**Data records**.
[Start of section]
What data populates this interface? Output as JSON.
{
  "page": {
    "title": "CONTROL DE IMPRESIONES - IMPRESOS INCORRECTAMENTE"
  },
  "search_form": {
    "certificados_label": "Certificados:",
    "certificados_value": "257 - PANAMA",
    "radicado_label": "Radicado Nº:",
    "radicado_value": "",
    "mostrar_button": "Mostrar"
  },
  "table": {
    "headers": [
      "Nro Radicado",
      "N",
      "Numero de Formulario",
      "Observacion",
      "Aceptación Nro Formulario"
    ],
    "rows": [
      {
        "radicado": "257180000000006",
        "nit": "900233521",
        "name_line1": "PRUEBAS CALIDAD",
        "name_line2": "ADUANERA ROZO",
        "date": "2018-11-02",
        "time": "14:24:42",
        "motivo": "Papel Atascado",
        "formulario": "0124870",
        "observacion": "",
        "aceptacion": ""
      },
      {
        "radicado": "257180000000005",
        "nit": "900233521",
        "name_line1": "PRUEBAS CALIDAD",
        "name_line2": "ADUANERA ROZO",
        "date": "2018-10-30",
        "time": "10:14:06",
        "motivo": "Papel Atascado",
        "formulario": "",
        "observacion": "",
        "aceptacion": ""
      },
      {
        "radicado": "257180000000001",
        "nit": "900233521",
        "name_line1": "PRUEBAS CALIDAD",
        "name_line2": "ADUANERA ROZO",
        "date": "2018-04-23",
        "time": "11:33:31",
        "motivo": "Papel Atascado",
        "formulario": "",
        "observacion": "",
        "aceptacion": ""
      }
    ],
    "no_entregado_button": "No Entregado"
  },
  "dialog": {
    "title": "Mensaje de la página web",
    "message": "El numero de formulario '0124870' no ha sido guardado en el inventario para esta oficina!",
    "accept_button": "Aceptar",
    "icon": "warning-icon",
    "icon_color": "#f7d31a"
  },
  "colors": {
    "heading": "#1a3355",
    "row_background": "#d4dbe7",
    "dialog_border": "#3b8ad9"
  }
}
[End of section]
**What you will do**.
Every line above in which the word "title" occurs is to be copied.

**Reply**.
    "title": "CONTROL DE IMPRESIONES - IMPRESOS INCORRECTAMENTE"
    "title": "Mensaje de la página web",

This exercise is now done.